Retype the line where "Enumerate this screenshot's" appears and each line that follows it down to the last line of the records below. Leave the pictures out.
DATASET EXCERPTS Block Start
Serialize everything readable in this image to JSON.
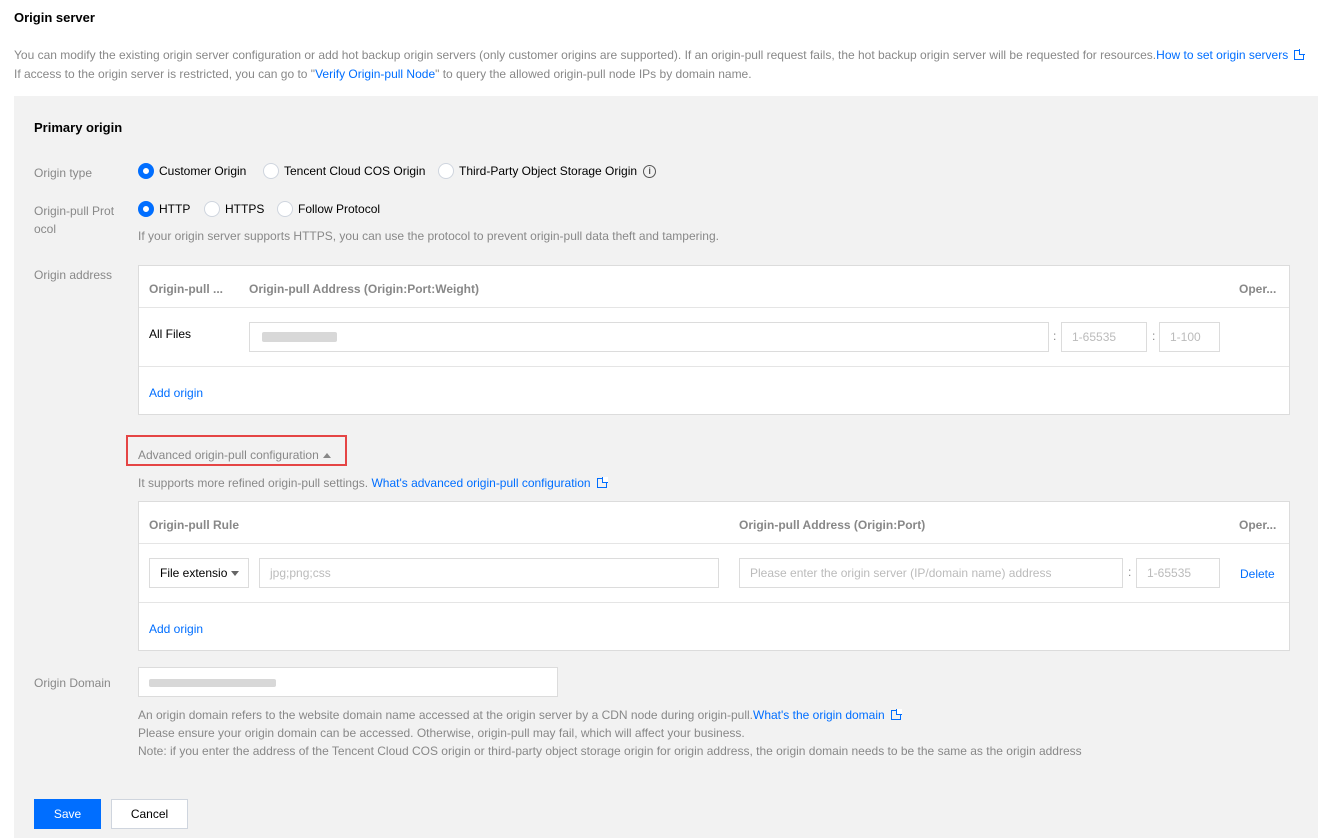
{
  "page": {
    "title": "Origin server",
    "desc_line1": "You can modify the existing origin server configuration or add hot backup origin servers (only customer origins are supported). If an origin-pull request fails, the hot backup origin server will be requested for resources.",
    "desc_line1_link": "How to set origin servers",
    "desc_line2_pre": "If access to the origin server is restricted, you can go to \"",
    "desc_line2_link": "Verify Origin-pull Node",
    "desc_line2_post": "\" to query the allowed origin-pull node IPs by domain name."
  },
  "primary": {
    "title": "Primary origin",
    "origin_type_label": "Origin type",
    "origin_types": [
      "Customer Origin",
      "Tencent Cloud COS Origin",
      "Third-Party Object Storage Origin"
    ],
    "protocol_label_1": "Origin-pull Prot",
    "protocol_label_2": "ocol",
    "protocols": [
      "HTTP",
      "HTTPS",
      "Follow Protocol"
    ],
    "protocol_help": "If your origin server supports HTTPS, you can use the protocol to prevent origin-pull data theft and tampering.",
    "address_label": "Origin address"
  },
  "address_table": {
    "col1": "Origin-pull ...",
    "col2": "Origin-pull Address (Origin:Port:Weight)",
    "col3": "Oper...",
    "row_label": "All Files",
    "port_placeholder": "1-65535",
    "weight_placeholder": "1-100",
    "add_link": "Add origin"
  },
  "advanced": {
    "toggle_label": "Advanced origin-pull configuration",
    "help_text": "It supports more refined origin-pull settings.",
    "help_link": "What's advanced origin-pull configuration"
  },
  "advanced_table": {
    "col1": "Origin-pull Rule",
    "col2": "Origin-pull Address (Origin:Port)",
    "col3": "Oper...",
    "rule_select": "File extensio",
    "rule_placeholder": "jpg;png;css",
    "address_placeholder": "Please enter the origin server (IP/domain name) address",
    "port_placeholder": "1-65535",
    "delete_link": "Delete",
    "add_link": "Add origin"
  },
  "origin_domain": {
    "label": "Origin Domain",
    "help_line1": "An origin domain refers to the website domain name accessed at the origin server by a CDN node during origin-pull.",
    "help_line1_link": "What's the origin domain",
    "help_line2": "Please ensure your origin domain can be accessed. Otherwise, origin-pull may fail, which will affect your business.",
    "help_line3": "Note: if you enter the address of the Tencent Cloud COS origin or third-party object storage origin for origin address, the origin domain needs to be the same as the origin address"
  },
  "buttons": {
    "save": "Save",
    "cancel": "Cancel"
  },
  "colors": {
    "accent": "#006eff",
    "highlight_border": "#e54545"
  }
}
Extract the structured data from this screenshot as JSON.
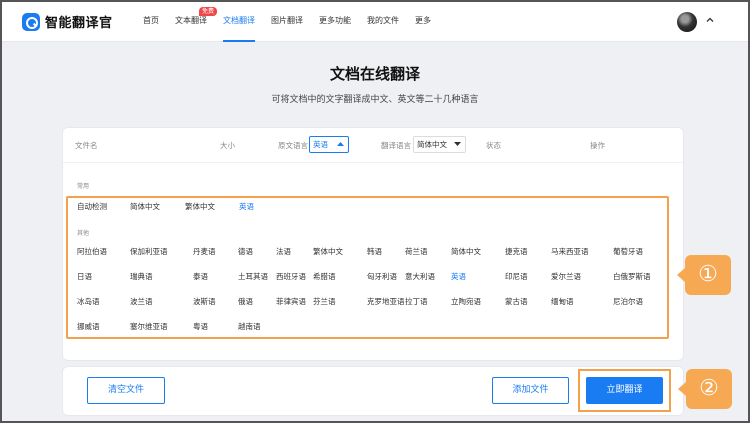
{
  "app": {
    "name": "智能翻译官"
  },
  "nav": [
    {
      "label": "首页",
      "active": false
    },
    {
      "label": "文本翻译",
      "active": false,
      "badge": "免费"
    },
    {
      "label": "文档翻译",
      "active": true
    },
    {
      "label": "图片翻译",
      "active": false
    },
    {
      "label": "更多功能",
      "active": false
    },
    {
      "label": "我的文件",
      "active": false
    },
    {
      "label": "更多",
      "active": false
    }
  ],
  "page": {
    "title": "文档在线翻译",
    "subtitle": "可将文档中的文字翻译成中文、英文等二十几种语言"
  },
  "table": {
    "col_file": "文件名",
    "col_size": "大小",
    "col_source": "原文语言",
    "source_value": "英语",
    "col_target": "翻译语言",
    "target_value": "简体中文",
    "col_status": "状态",
    "col_action": "操作"
  },
  "languages": {
    "common_label": "常用",
    "common": [
      "自动检测",
      "简体中文",
      "繁体中文",
      "英语"
    ],
    "common_selected": "英语",
    "other_label": "其他",
    "rows": [
      [
        "阿拉伯语",
        "保加利亚语",
        "丹麦语",
        "德语",
        "法语",
        "繁体中文",
        "韩语",
        "荷兰语",
        "简体中文",
        "捷克语",
        "马来西亚语",
        "葡萄牙语"
      ],
      [
        "日语",
        "瑞典语",
        "泰语",
        "土耳其语",
        "西班牙语",
        "希腊语",
        "匈牙利语",
        "意大利语",
        "英语",
        "印尼语",
        "爱尔兰语",
        "白俄罗斯语"
      ],
      [
        "冰岛语",
        "波兰语",
        "波斯语",
        "俄语",
        "菲律宾语",
        "芬兰语",
        "克罗地亚语",
        "拉丁语",
        "立陶宛语",
        "蒙古语",
        "缅甸语",
        "尼泊尔语"
      ],
      [
        "挪威语",
        "塞尔维亚语",
        "粤语",
        "越南语"
      ]
    ],
    "other_selected": "英语"
  },
  "buttons": {
    "clear": "清空文件",
    "add": "添加文件",
    "translate": "立即翻译"
  },
  "markers": {
    "m1": "①",
    "m2": "②"
  },
  "colors": {
    "accent": "#1a7cf2",
    "highlight": "#f3a14a",
    "badge": "#f04848"
  }
}
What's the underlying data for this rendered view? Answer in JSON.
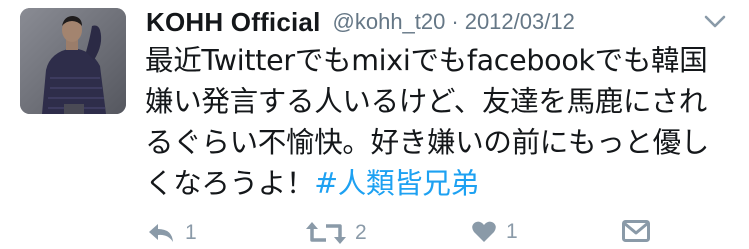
{
  "tweet": {
    "display_name": "KOHH Official",
    "handle": "@kohh_t20",
    "separator": "·",
    "date": "2012/03/12",
    "text_main": "最近Twitterでもmixiでもfacebookでも韓国嫌い発言する人いるけど、友達を馬鹿にされるぐらい不愉快。好き嫌いの前にもっと優しくなろうよ！",
    "hashtag": "#人類皆兄弟"
  },
  "actions": {
    "reply_count": "1",
    "retweet_count": "2",
    "like_count": "1"
  },
  "icons": {
    "caret": "chevron-down-icon",
    "reply": "reply-icon",
    "retweet": "retweet-icon",
    "like": "heart-icon",
    "message": "envelope-icon"
  },
  "colors": {
    "text": "#14171a",
    "secondary": "#657786",
    "action": "#8a9aa8",
    "link": "#1da1f2"
  }
}
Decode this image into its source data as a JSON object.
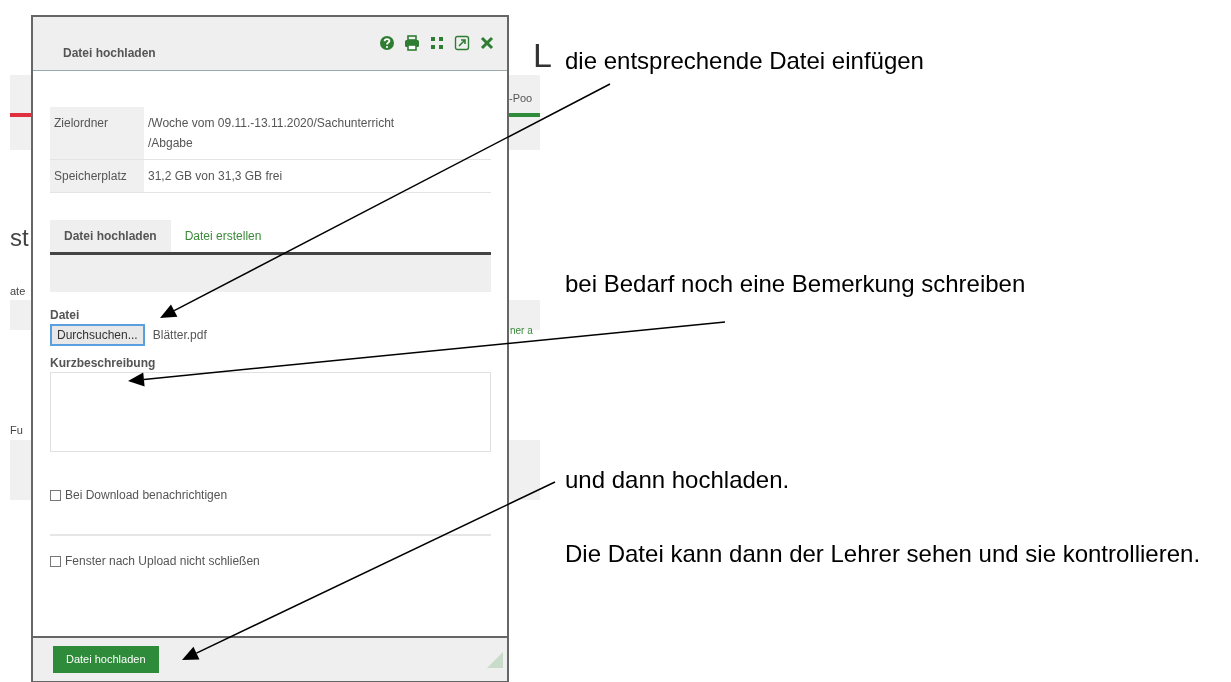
{
  "background_page": {
    "fragments": [
      {
        "kind": "heading",
        "text": "L"
      },
      {
        "kind": "tab",
        "text": "-Poo"
      },
      {
        "kind": "title",
        "text": "st"
      },
      {
        "kind": "label",
        "text": "ate"
      },
      {
        "kind": "link",
        "text": "ner a"
      },
      {
        "kind": "label",
        "text": "Fu"
      }
    ]
  },
  "dialog": {
    "title": "Datei hochladen",
    "info": [
      {
        "label": "Zielordner",
        "value_lines": [
          "/Woche vom 09.11.-13.11.2020/Sachunterricht",
          "/Abgabe"
        ]
      },
      {
        "label": "Speicherplatz",
        "value_lines": [
          "31,2 GB von 31,3 GB frei"
        ]
      }
    ],
    "tabs": [
      {
        "label": "Datei hochladen",
        "selected": true
      },
      {
        "label": "Datei erstellen",
        "selected": false
      }
    ],
    "file": {
      "label": "Datei",
      "button": "Durchsuchen...",
      "filename": "Blätter.pdf"
    },
    "description": {
      "label": "Kurzbeschreibung"
    },
    "options": [
      {
        "label": "Bei Download benachrichtigen",
        "checked": false
      },
      {
        "label": "Fenster nach Upload nicht schließen",
        "checked": false
      }
    ],
    "submit": "Datei hochladen"
  },
  "annotations": [
    {
      "text": "die entsprechende Datei einfügen"
    },
    {
      "text": "bei Bedarf noch eine Bemerkung schreiben"
    },
    {
      "text": "und dann hochladen."
    },
    {
      "text": "Die Datei kann dann der Lehrer sehen und sie kontrollieren."
    }
  ]
}
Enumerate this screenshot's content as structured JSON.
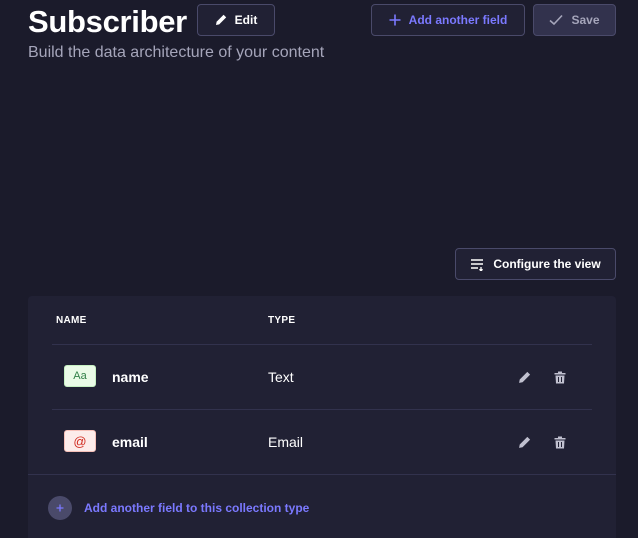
{
  "header": {
    "title": "Subscriber",
    "subtitle": "Build the data architecture of your content",
    "edit_label": "Edit",
    "add_field_label": "Add another field",
    "save_label": "Save"
  },
  "configure_view_label": "Configure the view",
  "table": {
    "columns": [
      "NAME",
      "TYPE"
    ],
    "rows": [
      {
        "badge": "Aa",
        "name": "name",
        "type": "Text"
      },
      {
        "badge": "@",
        "name": "email",
        "type": "Email"
      }
    ],
    "add_field_label": "Add another field to this collection type"
  },
  "colors": {
    "background": "#1b1b2b",
    "card": "#212134",
    "accent": "#7b79ff",
    "text_badge_bg": "#eafbe7",
    "email_badge_bg": "#fcecea"
  },
  "icons": [
    "pencil-icon",
    "plus-icon",
    "check-icon",
    "list-settings-icon",
    "trash-icon"
  ]
}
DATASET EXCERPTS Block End
ANSWER FOR THE TASK:
Enumerate this screenshot's content as structured JSON.
{
  "header": {
    "title": "Subscriber",
    "subtitle": "Build the data architecture of your content",
    "edit_label": "Edit",
    "add_field_label": "Add another field",
    "save_label": "Save"
  },
  "configure_view_label": "Configure the view",
  "table": {
    "columns": [
      "NAME",
      "TYPE"
    ],
    "rows": [
      {
        "badge": "Aa",
        "name": "name",
        "type": "Text"
      },
      {
        "badge": "@",
        "name": "email",
        "type": "Email"
      }
    ],
    "add_field_label": "Add another field to this collection type"
  },
  "colors": {
    "background": "#1b1b2b",
    "card": "#212134",
    "accent": "#7b79ff",
    "text_badge_bg": "#eafbe7",
    "email_badge_bg": "#fcecea"
  },
  "icons": [
    "pencil-icon",
    "plus-icon",
    "check-icon",
    "list-settings-icon",
    "trash-icon"
  ]
}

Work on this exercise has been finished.